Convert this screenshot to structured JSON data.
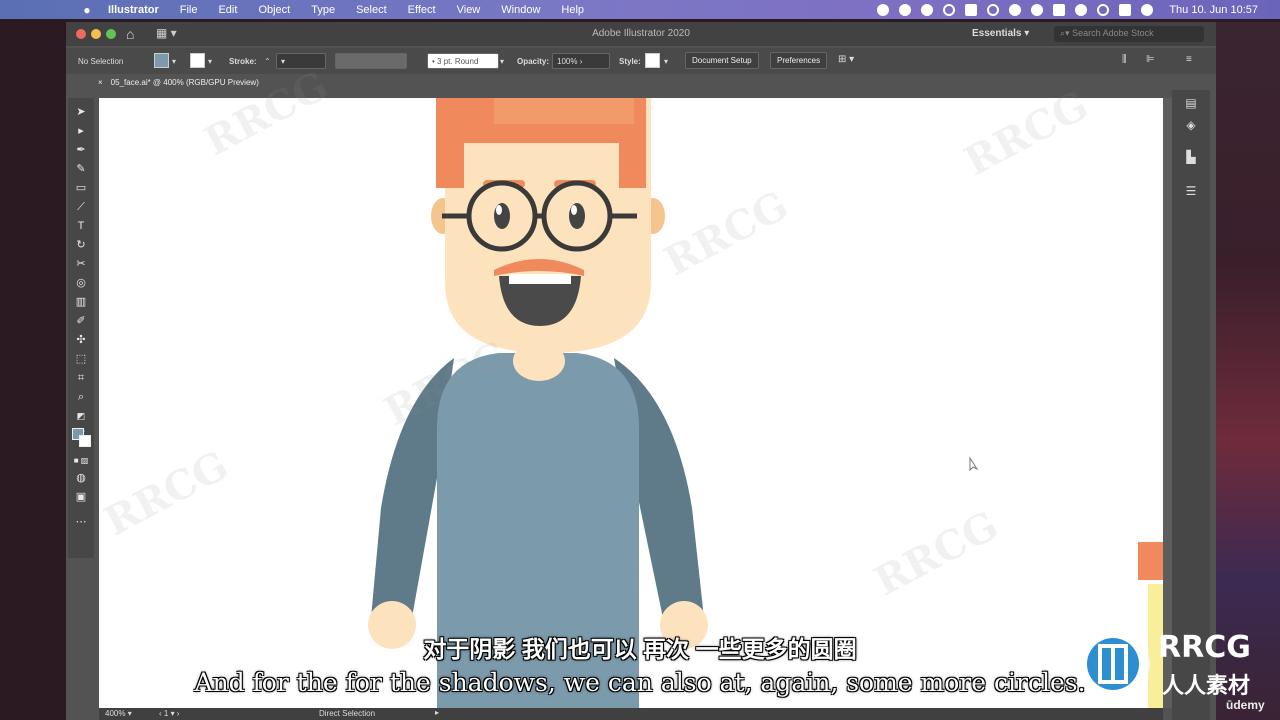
{
  "menubar": {
    "app": "Illustrator",
    "items": [
      "File",
      "Edit",
      "Object",
      "Type",
      "Select",
      "Effect",
      "View",
      "Window",
      "Help"
    ],
    "datetime": "Thu 10. Jun  10:57"
  },
  "window": {
    "title": "Adobe Illustrator 2020",
    "workspace": "Essentials",
    "search_placeholder": "Search Adobe Stock"
  },
  "control": {
    "selection": "No Selection",
    "stroke_label": "Stroke:",
    "brush": "3 pt. Round",
    "opacity_label": "Opacity:",
    "opacity_value": "100%",
    "style_label": "Style:",
    "document_setup": "Document Setup",
    "preferences": "Preferences"
  },
  "document": {
    "tab": "05_face.ai* @ 400% (RGB/GPU Preview)"
  },
  "status": {
    "zoom": "400%",
    "artboard": "1",
    "tool": "Direct Selection"
  },
  "subtitles": {
    "cn": "对于阴影 我们也可以 再次 一些更多的圆圈",
    "en": "And for the for the shadows, we can also at, again, some more circles."
  },
  "logo": {
    "brand": "RRCG",
    "brand_cn": "人人素材",
    "udemy": "ūdemy"
  },
  "colors": {
    "hair": "#f08a5d",
    "skin": "#fde3bd",
    "shirt": "#7b9aac",
    "sleeve": "#5f7a89",
    "glasses": "#3a3a3a"
  }
}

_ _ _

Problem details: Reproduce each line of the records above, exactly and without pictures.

Solution for this exercise:
Convert this screenshot to structured JSON data.
{
  "menubar": {
    "app": "Illustrator",
    "items": [
      "File",
      "Edit",
      "Object",
      "Type",
      "Select",
      "Effect",
      "View",
      "Window",
      "Help"
    ],
    "datetime": "Thu 10. Jun  10:57"
  },
  "window": {
    "title": "Adobe Illustrator 2020",
    "workspace": "Essentials",
    "search_placeholder": "Search Adobe Stock"
  },
  "control": {
    "selection": "No Selection",
    "stroke_label": "Stroke:",
    "brush": "3 pt. Round",
    "opacity_label": "Opacity:",
    "opacity_value": "100%",
    "style_label": "Style:",
    "document_setup": "Document Setup",
    "preferences": "Preferences"
  },
  "document": {
    "tab": "05_face.ai* @ 400% (RGB/GPU Preview)"
  },
  "status": {
    "zoom": "400%",
    "artboard": "1",
    "tool": "Direct Selection"
  },
  "subtitles": {
    "cn": "对于阴影 我们也可以 再次 一些更多的圆圈",
    "en": "And for the for the shadows, we can also at, again, some more circles."
  },
  "logo": {
    "brand": "RRCG",
    "brand_cn": "人人素材",
    "udemy": "ūdemy"
  },
  "colors": {
    "hair": "#f08a5d",
    "skin": "#fde3bd",
    "shirt": "#7b9aac",
    "sleeve": "#5f7a89",
    "glasses": "#3a3a3a"
  }
}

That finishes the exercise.